2 walls in foolproof, all welded galvanized steel invite themselves in the forest to document the site, the monument, and stories of refugees.
They are actually from one wall, a fence, a separation, opening up to display facts written in words.
There is always a fence in those stories.
This disposition means the visitor will experience tight enclosure on his path through the document.
The impact on his memory and cultural awareness will gain a more intimate significance than a distant, openly displayed grand picture.
This shift is also a mean of preserving the integrity of the monument, and all its features, as a whole, by standing aside of the scenery, “backstage”, and informing with other medium, turned outside-in.
Though it is a shift, it echoes the monumental buildings in many ways:
– Orientation (to be slightly adjusted when clearance in the tree is located exactly).
– “Wall” typology.
– Footprint of the plateau, “peach color”.
– Scale of steel blades folds and stripes recalls of masonry.
– Large scale pictures on the outside, materialized through the effects of shades in the steel folds, though in this case they are blurred on purpose, as to get the clue one needs to get in.
The exact location is the crossing of a clearance in the forest, where a lengthy device can be squeezed in without disturbance, and the natural track we follow today when entering the site after passing the monument
This track has nothing to do with the ad-hoc approach to the monument, when it was planned by the architect in 1916, but that is the reality today. The original access cannot be restored due to the changes in the territory.

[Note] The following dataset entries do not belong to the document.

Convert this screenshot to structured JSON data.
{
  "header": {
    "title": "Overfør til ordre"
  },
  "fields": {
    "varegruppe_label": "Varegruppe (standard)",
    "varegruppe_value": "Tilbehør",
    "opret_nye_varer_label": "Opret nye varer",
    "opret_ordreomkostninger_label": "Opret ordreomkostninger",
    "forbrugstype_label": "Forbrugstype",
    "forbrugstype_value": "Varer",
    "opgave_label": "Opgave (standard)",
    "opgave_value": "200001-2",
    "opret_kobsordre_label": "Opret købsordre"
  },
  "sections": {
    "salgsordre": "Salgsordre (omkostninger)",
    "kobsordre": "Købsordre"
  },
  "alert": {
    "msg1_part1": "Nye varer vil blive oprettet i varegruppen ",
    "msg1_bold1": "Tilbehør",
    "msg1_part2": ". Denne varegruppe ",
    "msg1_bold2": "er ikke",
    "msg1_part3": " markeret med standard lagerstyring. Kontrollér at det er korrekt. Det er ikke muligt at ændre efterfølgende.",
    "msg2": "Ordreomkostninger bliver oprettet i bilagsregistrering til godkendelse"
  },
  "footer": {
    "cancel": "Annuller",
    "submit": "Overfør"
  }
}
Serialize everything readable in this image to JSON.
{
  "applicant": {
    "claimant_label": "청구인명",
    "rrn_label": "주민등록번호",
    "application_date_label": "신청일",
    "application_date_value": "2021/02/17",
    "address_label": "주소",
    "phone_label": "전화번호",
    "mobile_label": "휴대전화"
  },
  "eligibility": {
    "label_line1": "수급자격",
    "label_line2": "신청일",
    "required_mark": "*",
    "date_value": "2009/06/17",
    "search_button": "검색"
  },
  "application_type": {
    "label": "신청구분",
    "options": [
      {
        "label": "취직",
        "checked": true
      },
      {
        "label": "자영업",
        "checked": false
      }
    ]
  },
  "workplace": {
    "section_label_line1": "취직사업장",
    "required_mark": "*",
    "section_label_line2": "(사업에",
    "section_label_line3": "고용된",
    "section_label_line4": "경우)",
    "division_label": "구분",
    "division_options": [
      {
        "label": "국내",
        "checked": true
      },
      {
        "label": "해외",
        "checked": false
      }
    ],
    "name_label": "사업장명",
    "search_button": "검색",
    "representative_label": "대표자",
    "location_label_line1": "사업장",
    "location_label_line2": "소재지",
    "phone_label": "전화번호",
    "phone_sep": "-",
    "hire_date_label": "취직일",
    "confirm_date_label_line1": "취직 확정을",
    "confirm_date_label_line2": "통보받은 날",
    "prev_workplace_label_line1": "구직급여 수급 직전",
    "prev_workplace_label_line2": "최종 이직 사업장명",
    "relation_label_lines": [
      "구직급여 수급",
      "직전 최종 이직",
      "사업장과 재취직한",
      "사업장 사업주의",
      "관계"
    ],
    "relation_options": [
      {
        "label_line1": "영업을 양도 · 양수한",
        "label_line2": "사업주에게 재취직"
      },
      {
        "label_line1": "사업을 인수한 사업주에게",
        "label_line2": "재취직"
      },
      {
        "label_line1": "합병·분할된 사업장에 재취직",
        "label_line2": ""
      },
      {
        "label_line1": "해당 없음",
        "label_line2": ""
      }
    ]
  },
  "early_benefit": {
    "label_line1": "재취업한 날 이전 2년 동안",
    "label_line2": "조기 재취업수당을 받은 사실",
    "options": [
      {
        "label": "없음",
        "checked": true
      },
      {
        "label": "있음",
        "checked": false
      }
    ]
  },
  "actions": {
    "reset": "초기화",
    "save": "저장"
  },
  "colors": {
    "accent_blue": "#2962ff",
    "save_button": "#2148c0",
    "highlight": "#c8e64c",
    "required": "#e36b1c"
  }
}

All the information is simply displayed in plain words, possibly with pictures, like a giant newspaper page. This is stamped on the steel directly, and covered with a protection layer against graffiti.
The building is shaped to fit between the need of having people reading inside and the wish to leave the trees and other elements of the forest follow their regular life around, taking very little of their space.
The construction itself is actually two gantries on which the skin is tensed.
The design is made in 2 materials:
-Galvanized steel (durability 80 to 120 years)
-Clay concrete, pigmented in the same “peach color” wanted for the fountain of the monument.
-To minimize the impact on the surroundings, there are no concrete foundations, but steel screwed piles, and as indicated before, the building is shaped to leave space for the trees, as it is said earlier it is a guest.
-The story is embedded in the detailing following contemporary/innovative construction techniques, the subdivision echoed the traditional brick size, the small folds evocate the art in the brick work. This is important also in relation to the message of the monument, who tells a story also in its own making, the work of men.
Jury report (translated from Dutch, Original Document, p 17):
The design consists of two adjacent galvanized walls, which, because of the smooth curve, form an open space, where the visitors can walk. Two walls in fully welded galvanized steel as guests in the forest landscape to document the monument and the story of the refugees.
All information is presented in clear terms, with photos, like a giant newspaper page. The information is listed on the thin steel plates, covered with a protective coating against graffiti.
The addition was conceived by the designers at the intersection of a slack in the forest, in which a longitudinal volume can be pressed without disturbance along the natural way that visitors followed when entering the premises after passing the monument.
The construction itself consists of two portals on which a steel curtain is tensioned. The property is extensive. The design restrained character is a conscious choice of the designers, in order to minimize the impact on the existing Belgian Monument.
The jury greatly appreciates the design and the intriguing, poetic form of the added element. The combination of light, sculptural form, where some tightness is assumed, and through text and form has an added meaning, make the proposal attractive. However, there are doubts about the functionality and the durability. The jury wonders whether the written information at this height and in wavy lines will reach the visitors.